*** Opening of Data for this exercise ***

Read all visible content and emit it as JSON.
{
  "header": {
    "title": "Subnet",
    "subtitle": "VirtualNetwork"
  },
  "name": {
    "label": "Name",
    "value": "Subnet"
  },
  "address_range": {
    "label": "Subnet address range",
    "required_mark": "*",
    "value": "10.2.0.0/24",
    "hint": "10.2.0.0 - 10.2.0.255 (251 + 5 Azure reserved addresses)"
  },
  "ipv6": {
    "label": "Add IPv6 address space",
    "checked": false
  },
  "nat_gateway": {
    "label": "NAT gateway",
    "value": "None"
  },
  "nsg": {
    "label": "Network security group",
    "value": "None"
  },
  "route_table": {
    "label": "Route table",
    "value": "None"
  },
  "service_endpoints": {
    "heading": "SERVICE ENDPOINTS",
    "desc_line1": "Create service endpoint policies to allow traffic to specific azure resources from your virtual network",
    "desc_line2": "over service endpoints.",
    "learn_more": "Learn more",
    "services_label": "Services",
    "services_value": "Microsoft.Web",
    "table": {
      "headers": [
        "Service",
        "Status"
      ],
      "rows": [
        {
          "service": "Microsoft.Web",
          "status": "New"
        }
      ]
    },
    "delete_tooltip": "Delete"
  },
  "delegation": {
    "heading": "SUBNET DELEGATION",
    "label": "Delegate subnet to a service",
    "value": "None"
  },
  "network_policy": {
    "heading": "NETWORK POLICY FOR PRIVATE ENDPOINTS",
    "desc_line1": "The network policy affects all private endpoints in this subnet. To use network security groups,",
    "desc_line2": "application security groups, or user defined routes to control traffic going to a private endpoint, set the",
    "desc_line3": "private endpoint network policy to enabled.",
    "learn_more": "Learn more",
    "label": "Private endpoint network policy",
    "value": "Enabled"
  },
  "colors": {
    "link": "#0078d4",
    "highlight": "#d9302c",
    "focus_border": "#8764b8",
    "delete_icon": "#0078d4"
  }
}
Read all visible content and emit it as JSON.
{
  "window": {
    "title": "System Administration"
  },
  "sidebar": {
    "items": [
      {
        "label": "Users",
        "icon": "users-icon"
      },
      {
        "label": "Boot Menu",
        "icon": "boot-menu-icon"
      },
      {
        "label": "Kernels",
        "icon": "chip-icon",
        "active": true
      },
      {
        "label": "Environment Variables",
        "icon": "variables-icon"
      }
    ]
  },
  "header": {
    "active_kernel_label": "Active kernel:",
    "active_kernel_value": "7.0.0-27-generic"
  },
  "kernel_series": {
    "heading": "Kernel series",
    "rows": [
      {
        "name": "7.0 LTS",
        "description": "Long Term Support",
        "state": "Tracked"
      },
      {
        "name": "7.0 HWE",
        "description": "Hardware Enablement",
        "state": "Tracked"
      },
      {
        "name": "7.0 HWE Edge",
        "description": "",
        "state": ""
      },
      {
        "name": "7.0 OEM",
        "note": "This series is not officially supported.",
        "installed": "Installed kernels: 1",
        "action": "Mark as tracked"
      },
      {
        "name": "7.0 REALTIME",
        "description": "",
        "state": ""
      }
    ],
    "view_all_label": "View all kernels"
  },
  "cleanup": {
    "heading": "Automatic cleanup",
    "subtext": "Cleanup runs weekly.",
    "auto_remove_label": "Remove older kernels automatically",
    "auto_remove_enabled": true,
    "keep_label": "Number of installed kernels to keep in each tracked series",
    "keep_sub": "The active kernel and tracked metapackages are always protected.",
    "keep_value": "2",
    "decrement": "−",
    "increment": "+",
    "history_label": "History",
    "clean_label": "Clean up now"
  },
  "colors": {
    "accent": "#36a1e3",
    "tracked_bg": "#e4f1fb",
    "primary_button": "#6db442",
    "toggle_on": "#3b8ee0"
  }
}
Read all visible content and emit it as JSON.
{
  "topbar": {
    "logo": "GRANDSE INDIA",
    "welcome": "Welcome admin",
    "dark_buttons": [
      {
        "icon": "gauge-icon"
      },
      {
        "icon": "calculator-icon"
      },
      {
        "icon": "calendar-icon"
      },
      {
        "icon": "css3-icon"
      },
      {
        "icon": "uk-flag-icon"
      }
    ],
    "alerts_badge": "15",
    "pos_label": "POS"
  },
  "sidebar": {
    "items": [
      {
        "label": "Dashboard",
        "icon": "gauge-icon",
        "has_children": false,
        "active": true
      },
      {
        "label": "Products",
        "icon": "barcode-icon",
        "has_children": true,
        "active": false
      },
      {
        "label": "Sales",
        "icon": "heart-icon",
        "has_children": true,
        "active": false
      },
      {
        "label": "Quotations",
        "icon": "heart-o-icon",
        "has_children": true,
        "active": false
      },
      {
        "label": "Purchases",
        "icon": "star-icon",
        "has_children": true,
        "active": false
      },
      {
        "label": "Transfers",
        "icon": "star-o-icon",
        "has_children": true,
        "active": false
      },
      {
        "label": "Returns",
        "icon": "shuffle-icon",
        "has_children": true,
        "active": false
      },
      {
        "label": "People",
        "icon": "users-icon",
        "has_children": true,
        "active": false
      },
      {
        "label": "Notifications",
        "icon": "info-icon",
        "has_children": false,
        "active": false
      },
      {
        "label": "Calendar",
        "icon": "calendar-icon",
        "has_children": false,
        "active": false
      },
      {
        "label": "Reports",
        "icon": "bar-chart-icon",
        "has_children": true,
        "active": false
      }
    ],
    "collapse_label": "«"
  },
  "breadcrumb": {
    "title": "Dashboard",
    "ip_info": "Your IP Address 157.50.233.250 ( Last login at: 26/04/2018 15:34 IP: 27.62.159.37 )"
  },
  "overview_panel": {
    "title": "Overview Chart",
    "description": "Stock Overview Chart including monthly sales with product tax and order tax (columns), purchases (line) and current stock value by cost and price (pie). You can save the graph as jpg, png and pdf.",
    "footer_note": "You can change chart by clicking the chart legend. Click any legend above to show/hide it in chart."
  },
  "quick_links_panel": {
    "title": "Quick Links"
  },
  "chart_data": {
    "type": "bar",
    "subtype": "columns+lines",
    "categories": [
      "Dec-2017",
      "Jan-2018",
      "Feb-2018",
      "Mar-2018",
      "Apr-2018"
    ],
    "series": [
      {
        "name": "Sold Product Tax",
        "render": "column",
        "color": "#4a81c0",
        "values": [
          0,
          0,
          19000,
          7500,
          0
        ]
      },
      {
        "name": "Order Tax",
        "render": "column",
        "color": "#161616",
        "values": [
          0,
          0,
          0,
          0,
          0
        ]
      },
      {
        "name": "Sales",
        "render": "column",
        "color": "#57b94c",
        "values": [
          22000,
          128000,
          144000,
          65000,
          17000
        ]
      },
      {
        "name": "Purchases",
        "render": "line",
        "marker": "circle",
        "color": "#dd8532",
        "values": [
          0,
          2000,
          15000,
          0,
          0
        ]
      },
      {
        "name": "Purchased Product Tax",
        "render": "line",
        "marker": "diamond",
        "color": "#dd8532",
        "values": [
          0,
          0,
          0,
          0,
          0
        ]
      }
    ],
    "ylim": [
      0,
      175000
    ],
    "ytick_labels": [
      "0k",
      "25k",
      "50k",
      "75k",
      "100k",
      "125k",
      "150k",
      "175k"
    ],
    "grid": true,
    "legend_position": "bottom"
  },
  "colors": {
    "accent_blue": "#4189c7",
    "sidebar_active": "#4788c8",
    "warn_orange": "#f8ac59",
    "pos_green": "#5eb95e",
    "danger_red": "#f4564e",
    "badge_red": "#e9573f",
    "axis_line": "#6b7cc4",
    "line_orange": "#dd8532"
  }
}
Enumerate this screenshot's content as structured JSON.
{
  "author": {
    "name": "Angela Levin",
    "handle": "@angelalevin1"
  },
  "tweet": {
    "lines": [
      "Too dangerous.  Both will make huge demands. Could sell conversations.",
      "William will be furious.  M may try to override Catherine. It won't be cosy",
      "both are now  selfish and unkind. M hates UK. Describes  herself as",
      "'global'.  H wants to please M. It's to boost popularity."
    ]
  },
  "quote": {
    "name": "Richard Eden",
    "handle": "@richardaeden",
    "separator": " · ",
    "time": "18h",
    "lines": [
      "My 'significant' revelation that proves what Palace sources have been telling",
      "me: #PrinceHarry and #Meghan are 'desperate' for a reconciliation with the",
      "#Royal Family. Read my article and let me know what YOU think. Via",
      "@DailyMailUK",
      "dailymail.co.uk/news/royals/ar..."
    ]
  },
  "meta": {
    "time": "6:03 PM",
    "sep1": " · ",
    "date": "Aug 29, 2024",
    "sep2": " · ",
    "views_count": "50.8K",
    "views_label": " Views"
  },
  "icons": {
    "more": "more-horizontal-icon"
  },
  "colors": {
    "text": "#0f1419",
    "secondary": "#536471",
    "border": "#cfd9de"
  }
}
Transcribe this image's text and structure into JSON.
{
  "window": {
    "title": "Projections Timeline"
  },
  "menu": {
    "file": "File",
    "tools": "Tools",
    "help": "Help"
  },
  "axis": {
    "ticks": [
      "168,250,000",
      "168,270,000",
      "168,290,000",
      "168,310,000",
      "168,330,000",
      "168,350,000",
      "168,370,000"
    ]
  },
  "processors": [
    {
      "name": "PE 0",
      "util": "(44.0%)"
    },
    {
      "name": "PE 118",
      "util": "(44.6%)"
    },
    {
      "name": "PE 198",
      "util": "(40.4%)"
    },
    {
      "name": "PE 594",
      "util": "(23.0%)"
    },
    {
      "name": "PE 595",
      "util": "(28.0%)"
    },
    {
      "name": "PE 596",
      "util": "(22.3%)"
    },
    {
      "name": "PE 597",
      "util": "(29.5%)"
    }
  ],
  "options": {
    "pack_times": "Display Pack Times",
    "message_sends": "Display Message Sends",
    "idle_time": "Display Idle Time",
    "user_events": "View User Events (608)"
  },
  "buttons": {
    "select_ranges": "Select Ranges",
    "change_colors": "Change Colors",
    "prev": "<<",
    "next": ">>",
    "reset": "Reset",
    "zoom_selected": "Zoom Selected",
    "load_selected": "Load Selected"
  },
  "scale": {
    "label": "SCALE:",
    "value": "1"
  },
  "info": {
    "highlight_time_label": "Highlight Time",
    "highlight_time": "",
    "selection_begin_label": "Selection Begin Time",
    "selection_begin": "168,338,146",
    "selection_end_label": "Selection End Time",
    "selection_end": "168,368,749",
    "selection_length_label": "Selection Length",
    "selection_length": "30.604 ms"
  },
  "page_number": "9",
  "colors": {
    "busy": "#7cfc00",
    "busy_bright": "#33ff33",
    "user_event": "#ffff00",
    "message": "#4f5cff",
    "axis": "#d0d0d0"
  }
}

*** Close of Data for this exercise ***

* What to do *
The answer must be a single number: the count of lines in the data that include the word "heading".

* Problem solution *
5